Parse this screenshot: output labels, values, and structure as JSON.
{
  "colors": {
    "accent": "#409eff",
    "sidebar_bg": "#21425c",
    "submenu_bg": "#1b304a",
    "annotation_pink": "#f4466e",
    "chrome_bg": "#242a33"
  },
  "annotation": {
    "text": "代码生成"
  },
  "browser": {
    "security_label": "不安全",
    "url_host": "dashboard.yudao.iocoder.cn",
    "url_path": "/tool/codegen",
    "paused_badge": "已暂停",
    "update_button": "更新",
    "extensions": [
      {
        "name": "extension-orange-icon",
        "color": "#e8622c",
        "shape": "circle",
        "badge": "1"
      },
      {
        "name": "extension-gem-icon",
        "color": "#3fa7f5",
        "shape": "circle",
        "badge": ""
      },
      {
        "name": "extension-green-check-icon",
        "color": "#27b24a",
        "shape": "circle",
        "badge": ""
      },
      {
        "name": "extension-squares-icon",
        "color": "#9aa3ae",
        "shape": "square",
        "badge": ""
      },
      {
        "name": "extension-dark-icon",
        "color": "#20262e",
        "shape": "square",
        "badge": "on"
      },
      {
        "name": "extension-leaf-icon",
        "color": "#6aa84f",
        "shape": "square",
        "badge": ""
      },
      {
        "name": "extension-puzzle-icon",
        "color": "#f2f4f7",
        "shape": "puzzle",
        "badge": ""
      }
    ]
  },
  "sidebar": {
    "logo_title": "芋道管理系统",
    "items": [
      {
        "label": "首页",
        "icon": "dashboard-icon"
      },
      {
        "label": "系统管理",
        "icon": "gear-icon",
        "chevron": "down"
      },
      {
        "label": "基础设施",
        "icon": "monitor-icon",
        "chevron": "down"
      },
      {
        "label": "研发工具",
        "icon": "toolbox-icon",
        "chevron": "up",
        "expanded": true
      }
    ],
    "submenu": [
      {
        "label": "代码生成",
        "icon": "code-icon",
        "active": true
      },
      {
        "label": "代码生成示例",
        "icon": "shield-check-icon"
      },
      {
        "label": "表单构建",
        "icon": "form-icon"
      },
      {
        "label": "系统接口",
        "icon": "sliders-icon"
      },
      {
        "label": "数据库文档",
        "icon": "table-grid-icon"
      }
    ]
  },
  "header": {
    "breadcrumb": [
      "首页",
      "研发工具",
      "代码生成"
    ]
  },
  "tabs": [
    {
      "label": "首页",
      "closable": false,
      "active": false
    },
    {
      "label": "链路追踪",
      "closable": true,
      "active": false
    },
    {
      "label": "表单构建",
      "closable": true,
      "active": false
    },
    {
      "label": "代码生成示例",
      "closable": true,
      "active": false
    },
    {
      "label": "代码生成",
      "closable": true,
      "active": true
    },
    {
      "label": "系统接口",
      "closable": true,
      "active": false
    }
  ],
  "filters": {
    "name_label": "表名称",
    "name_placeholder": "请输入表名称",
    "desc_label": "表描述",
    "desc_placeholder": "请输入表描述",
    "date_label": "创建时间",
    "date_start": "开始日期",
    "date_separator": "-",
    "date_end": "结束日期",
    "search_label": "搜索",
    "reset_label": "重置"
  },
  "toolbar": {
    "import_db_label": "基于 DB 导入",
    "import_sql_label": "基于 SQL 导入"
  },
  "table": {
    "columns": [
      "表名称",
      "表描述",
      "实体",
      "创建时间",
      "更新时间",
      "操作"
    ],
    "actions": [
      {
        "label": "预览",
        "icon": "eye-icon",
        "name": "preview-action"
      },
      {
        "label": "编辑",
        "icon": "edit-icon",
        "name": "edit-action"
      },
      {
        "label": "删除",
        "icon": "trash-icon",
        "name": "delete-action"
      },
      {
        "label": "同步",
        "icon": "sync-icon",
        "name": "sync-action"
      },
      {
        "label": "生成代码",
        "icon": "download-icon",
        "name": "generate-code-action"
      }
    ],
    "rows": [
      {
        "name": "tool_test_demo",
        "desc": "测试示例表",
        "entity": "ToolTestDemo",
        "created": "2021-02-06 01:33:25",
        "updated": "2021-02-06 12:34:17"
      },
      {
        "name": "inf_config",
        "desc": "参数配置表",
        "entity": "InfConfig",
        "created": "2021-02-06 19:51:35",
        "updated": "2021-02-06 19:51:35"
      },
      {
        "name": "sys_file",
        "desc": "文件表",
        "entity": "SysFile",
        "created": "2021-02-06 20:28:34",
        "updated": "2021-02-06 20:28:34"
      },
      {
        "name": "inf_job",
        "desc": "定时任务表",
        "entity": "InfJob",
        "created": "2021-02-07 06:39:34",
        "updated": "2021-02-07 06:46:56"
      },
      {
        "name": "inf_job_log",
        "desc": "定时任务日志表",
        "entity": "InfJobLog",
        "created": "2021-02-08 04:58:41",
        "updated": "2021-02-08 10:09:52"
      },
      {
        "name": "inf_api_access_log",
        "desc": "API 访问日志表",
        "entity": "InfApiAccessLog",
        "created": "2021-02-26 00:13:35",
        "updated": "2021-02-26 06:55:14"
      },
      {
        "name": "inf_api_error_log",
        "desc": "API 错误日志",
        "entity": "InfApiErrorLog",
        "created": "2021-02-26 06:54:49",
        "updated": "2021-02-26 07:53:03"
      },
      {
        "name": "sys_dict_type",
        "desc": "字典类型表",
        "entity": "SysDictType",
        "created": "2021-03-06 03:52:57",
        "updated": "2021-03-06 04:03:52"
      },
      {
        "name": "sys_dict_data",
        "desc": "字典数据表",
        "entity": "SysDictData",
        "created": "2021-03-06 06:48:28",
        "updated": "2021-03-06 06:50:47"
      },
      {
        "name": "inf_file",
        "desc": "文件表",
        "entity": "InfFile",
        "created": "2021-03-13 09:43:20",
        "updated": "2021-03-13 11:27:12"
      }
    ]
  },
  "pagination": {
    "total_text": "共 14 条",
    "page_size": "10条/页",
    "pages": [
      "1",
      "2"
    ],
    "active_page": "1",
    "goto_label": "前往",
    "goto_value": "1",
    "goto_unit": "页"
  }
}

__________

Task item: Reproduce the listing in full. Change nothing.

Finished task:
Parse this screenshot: output labels, values, and structure as JSON.
{
  "colors": {
    "accent": "#409eff",
    "sidebar_bg": "#21425c",
    "submenu_bg": "#1b304a",
    "annotation_pink": "#f4466e",
    "chrome_bg": "#242a33"
  },
  "annotation": {
    "text": "代码生成"
  },
  "browser": {
    "security_label": "不安全",
    "url_host": "dashboard.yudao.iocoder.cn",
    "url_path": "/tool/codegen",
    "paused_badge": "已暂停",
    "update_button": "更新",
    "extensions": [
      {
        "name": "extension-orange-icon",
        "color": "#e8622c",
        "shape": "circle",
        "badge": "1"
      },
      {
        "name": "extension-gem-icon",
        "color": "#3fa7f5",
        "shape": "circle",
        "badge": ""
      },
      {
        "name": "extension-green-check-icon",
        "color": "#27b24a",
        "shape": "circle",
        "badge": ""
      },
      {
        "name": "extension-squares-icon",
        "color": "#9aa3ae",
        "shape": "square",
        "badge": ""
      },
      {
        "name": "extension-dark-icon",
        "color": "#20262e",
        "shape": "square",
        "badge": "on"
      },
      {
        "name": "extension-leaf-icon",
        "color": "#6aa84f",
        "shape": "square",
        "badge": ""
      },
      {
        "name": "extension-puzzle-icon",
        "color": "#f2f4f7",
        "shape": "puzzle",
        "badge": ""
      }
    ]
  },
  "sidebar": {
    "logo_title": "芋道管理系统",
    "items": [
      {
        "label": "首页",
        "icon": "dashboard-icon"
      },
      {
        "label": "系统管理",
        "icon": "gear-icon",
        "chevron": "down"
      },
      {
        "label": "基础设施",
        "icon": "monitor-icon",
        "chevron": "down"
      },
      {
        "label": "研发工具",
        "icon": "toolbox-icon",
        "chevron": "up",
        "expanded": true
      }
    ],
    "submenu": [
      {
        "label": "代码生成",
        "icon": "code-icon",
        "active": true
      },
      {
        "label": "代码生成示例",
        "icon": "shield-check-icon"
      },
      {
        "label": "表单构建",
        "icon": "form-icon"
      },
      {
        "label": "系统接口",
        "icon": "sliders-icon"
      },
      {
        "label": "数据库文档",
        "icon": "table-grid-icon"
      }
    ]
  },
  "header": {
    "breadcrumb": [
      "首页",
      "研发工具",
      "代码生成"
    ]
  },
  "tabs": [
    {
      "label": "首页",
      "closable": false,
      "active": false
    },
    {
      "label": "链路追踪",
      "closable": true,
      "active": false
    },
    {
      "label": "表单构建",
      "closable": true,
      "active": false
    },
    {
      "label": "代码生成示例",
      "closable": true,
      "active": false
    },
    {
      "label": "代码生成",
      "closable": true,
      "active": true
    },
    {
      "label": "系统接口",
      "closable": true,
      "active": false
    }
  ],
  "filters": {
    "name_label": "表名称",
    "name_placeholder": "请输入表名称",
    "desc_label": "表描述",
    "desc_placeholder": "请输入表描述",
    "date_label": "创建时间",
    "date_start": "开始日期",
    "date_separator": "-",
    "date_end": "结束日期",
    "search_label": "搜索",
    "reset_label": "重置"
  },
  "toolbar": {
    "import_db_label": "基于 DB 导入",
    "import_sql_label": "基于 SQL 导入"
  },
  "table": {
    "columns": [
      "表名称",
      "表描述",
      "实体",
      "创建时间",
      "更新时间",
      "操作"
    ],
    "actions": [
      {
        "label": "预览",
        "icon": "eye-icon",
        "name": "preview-action"
      },
      {
        "label": "编辑",
        "icon": "edit-icon",
        "name": "edit-action"
      },
      {
        "label": "删除",
        "icon": "trash-icon",
        "name": "delete-action"
      },
      {
        "label": "同步",
        "icon": "sync-icon",
        "name": "sync-action"
      },
      {
        "label": "生成代码",
        "icon": "download-icon",
        "name": "generate-code-action"
      }
    ],
    "rows": [
      {
        "name": "tool_test_demo",
        "desc": "测试示例表",
        "entity": "ToolTestDemo",
        "created": "2021-02-06 01:33:25",
        "updated": "2021-02-06 12:34:17"
      },
      {
        "name": "inf_config",
        "desc": "参数配置表",
        "entity": "InfConfig",
        "created": "2021-02-06 19:51:35",
        "updated": "2021-02-06 19:51:35"
      },
      {
        "name": "sys_file",
        "desc": "文件表",
        "entity": "SysFile",
        "created": "2021-02-06 20:28:34",
        "updated": "2021-02-06 20:28:34"
      },
      {
        "name": "inf_job",
        "desc": "定时任务表",
        "entity": "InfJob",
        "created": "2021-02-07 06:39:34",
        "updated": "2021-02-07 06:46:56"
      },
      {
        "name": "inf_job_log",
        "desc": "定时任务日志表",
        "entity": "InfJobLog",
        "created": "2021-02-08 04:58:41",
        "updated": "2021-02-08 10:09:52"
      },
      {
        "name": "inf_api_access_log",
        "desc": "API 访问日志表",
        "entity": "InfApiAccessLog",
        "created": "2021-02-26 00:13:35",
        "updated": "2021-02-26 06:55:14"
      },
      {
        "name": "inf_api_error_log",
        "desc": "API 错误日志",
        "entity": "InfApiErrorLog",
        "created": "2021-02-26 06:54:49",
        "updated": "2021-02-26 07:53:03"
      },
      {
        "name": "sys_dict_type",
        "desc": "字典类型表",
        "entity": "SysDictType",
        "created": "2021-03-06 03:52:57",
        "updated": "2021-03-06 04:03:52"
      },
      {
        "name": "sys_dict_data",
        "desc": "字典数据表",
        "entity": "SysDictData",
        "created": "2021-03-06 06:48:28",
        "updated": "2021-03-06 06:50:47"
      },
      {
        "name": "inf_file",
        "desc": "文件表",
        "entity": "InfFile",
        "created": "2021-03-13 09:43:20",
        "updated": "2021-03-13 11:27:12"
      }
    ]
  },
  "pagination": {
    "total_text": "共 14 条",
    "page_size": "10条/页",
    "pages": [
      "1",
      "2"
    ],
    "active_page": "1",
    "goto_label": "前往",
    "goto_value": "1",
    "goto_unit": "页"
  }
}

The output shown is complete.